AUSTIN — The fight to protect Texas children against disfiguring medical operations is culminating in the Texas House of Representatives during the final days of the state legislative session.
On Monday, the Texas Senate approved Senate Bill 1311, which would prohibit medical professionals from performing mutilating procedures on minors, such as cutting off healthy body parts or administering sterilizing cross-sex hormones.
The bill also prohibits insurance providers from funding such operations and would revoke the medical licenses of physicians who engage in them.
“The Texas Medical Board or another state regulatory agency with jurisdiction over a health care provider … shall revoke the license, certification, or authorization of a physician or health care provider who the board or agency determines has violated that section,” the bill reads.

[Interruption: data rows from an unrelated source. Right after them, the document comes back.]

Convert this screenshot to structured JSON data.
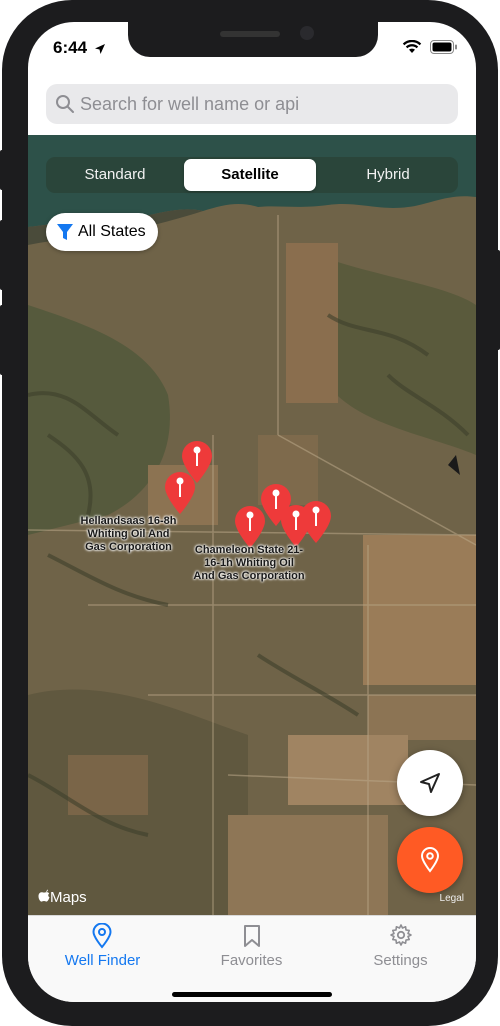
{
  "status": {
    "time": "6:44"
  },
  "search": {
    "placeholder": "Search for well name or api"
  },
  "map": {
    "map_types": [
      {
        "label": "Standard",
        "selected": false
      },
      {
        "label": "Satellite",
        "selected": true
      },
      {
        "label": "Hybrid",
        "selected": false
      }
    ],
    "filter_label": "All States",
    "labels": {
      "hellandsaas": [
        "Hellandsaas 16-8h",
        "Whiting Oil And",
        "Gas Corporation"
      ],
      "chameleon": [
        "Chameleon State 21-",
        "16-1h Whiting Oil",
        "And Gas Corporation"
      ]
    },
    "maps_logo": "Maps",
    "legal": "Legal"
  },
  "colors": {
    "accent": "#1478f0",
    "pin": "#ee3a3a",
    "fab_orange": "#ff5a24",
    "tab_inactive": "#8e8e93"
  },
  "tabs": [
    {
      "label": "Well Finder",
      "icon": "location-pin-icon",
      "active": true
    },
    {
      "label": "Favorites",
      "icon": "bookmark-icon",
      "active": false
    },
    {
      "label": "Settings",
      "icon": "gear-icon",
      "active": false
    }
  ]
}
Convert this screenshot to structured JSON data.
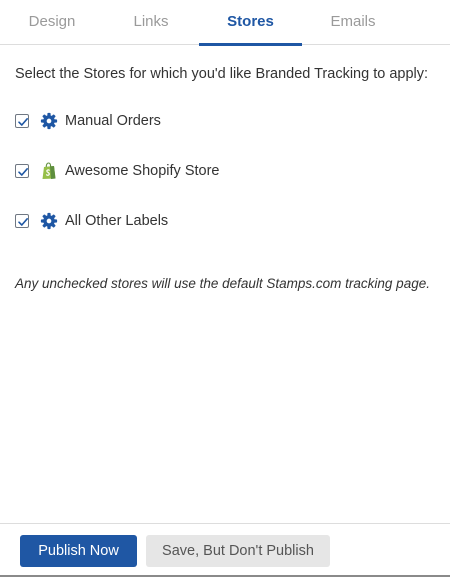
{
  "tabs": [
    {
      "label": "Design",
      "active": false
    },
    {
      "label": "Links",
      "active": false
    },
    {
      "label": "Stores",
      "active": true
    },
    {
      "label": "Emails",
      "active": false
    }
  ],
  "content": {
    "intro": "Select the Stores for which you'd like Branded Tracking to apply:",
    "stores": [
      {
        "label": "Manual Orders",
        "checked": true,
        "icon": "gear-icon"
      },
      {
        "label": "Awesome Shopify Store",
        "checked": true,
        "icon": "shopify-bag-icon"
      },
      {
        "label": "All Other Labels",
        "checked": true,
        "icon": "gear-icon"
      }
    ],
    "note": "Any unchecked stores will use the default Stamps.com tracking page."
  },
  "footer": {
    "publish_label": "Publish Now",
    "save_label": "Save, But Don't Publish"
  },
  "colors": {
    "accent": "#1f57a4",
    "shopify_green": "#96bf48",
    "secondary_button": "#e6e6e6"
  }
}
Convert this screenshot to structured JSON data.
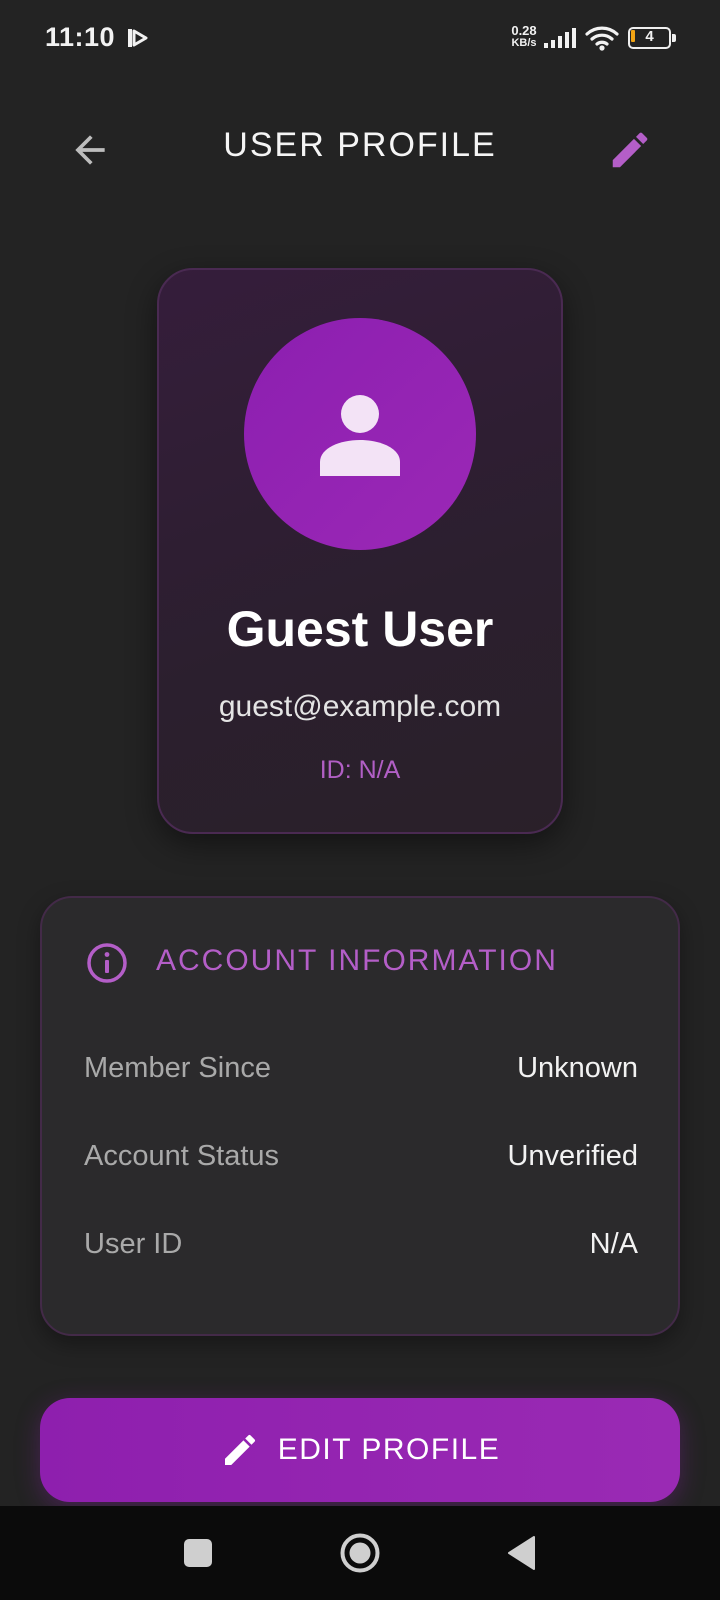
{
  "status_bar": {
    "time": "11:10",
    "net_speed_value": "0.28",
    "net_speed_unit": "KB/s",
    "battery_level": "4",
    "battery_color": "#f2a414",
    "icons": [
      "app-notification-icon",
      "signal-icon",
      "wifi-icon",
      "battery-icon"
    ]
  },
  "header": {
    "title": "USER PROFILE",
    "back_icon": "arrow-back-icon",
    "edit_icon": "pencil-icon"
  },
  "profile": {
    "avatar_icon": "person-icon",
    "name": "Guest User",
    "email": "guest@example.com",
    "id_text": "ID: N/A"
  },
  "account_info": {
    "icon": "info-icon",
    "title": "ACCOUNT INFORMATION",
    "rows": [
      {
        "label": "Member Since",
        "value": "Unknown"
      },
      {
        "label": "Account Status",
        "value": "Unverified"
      },
      {
        "label": "User ID",
        "value": "N/A"
      }
    ]
  },
  "actions": {
    "edit_profile_label": "EDIT PROFILE",
    "edit_profile_icon": "pencil-icon"
  },
  "nav_bar": {
    "icons": [
      "recents-square-icon",
      "home-circle-icon",
      "back-triangle-icon"
    ]
  },
  "colors": {
    "accent": "#9b27b0",
    "accent_text": "#b45ec8",
    "background": "#232323",
    "card": "#2b2a2c"
  }
}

“I think we have a responsibility for protecting children. … I think our job is to protect those who can’t protect themselves,” said the bill’s author, State Sen. Bob Hall (R–Edgewood).
The overall issue of child mutilation has taken a recent national spotlight with the case of James Younger, a 9-year-old Dallas-area boy whose mother wanted to force him—against his father’s wishes—to take sterilizing drugs and eventually castrate him. Texas Scorecard recently produced a featured story on James.
In the halls of the state Capitol, however, the fight to protect James and countless other Texas children has been halted thus far by Republican House representatives.
Though the Republican-controlled Texas Senate has now approved SB 1311—as well as Senate Bill 1646, which would classify similar disfiguring operations as child abuse—the Republican-controlled Texas House has already stalled or killed several child protection bills.
Specifically, State Rep. Dustin Burrows (R–Lubbock), chairman of the powerful Calendars Committee, and State Rep. Stephanie Klick (R–Ft. Worth), chairwoman of the Public Health Committee, have refused to push SB 1646 or similar child protection laws forward in the legislative process despite citizen outcry, the Texas GOP prioritizing these protections, and top state officials recently joining the fight.
Last week, Burrows placed a similar bill (House Bill 1399) at the end of a long legislative calendar just before a legislative deadline, effectively killing that proposed law.
“I keep asking myself: Why do we have to work this hard to get our elected officials to protect children in this state?” said James Younger’s father, Jeff, in a recent interview with Slaton.
“When you’re a father and your son is facing physical castration, chemical castration at a gender clinic, it feels like the Republican Party in the state of Texas has abandoned your child to the most horrible fate,” Younger concluded. “So, please call Chairman Klick. Tell her to get this Senate bill out. … Be respectful, but be firm.”
With the Senate’s approval of SB 1311 on Monday, on top of SB 1646, they have given the House two primary opportunities to pass these protections into law. But the clock is ticking, as lawmakers have only 13 days left in the legislative session.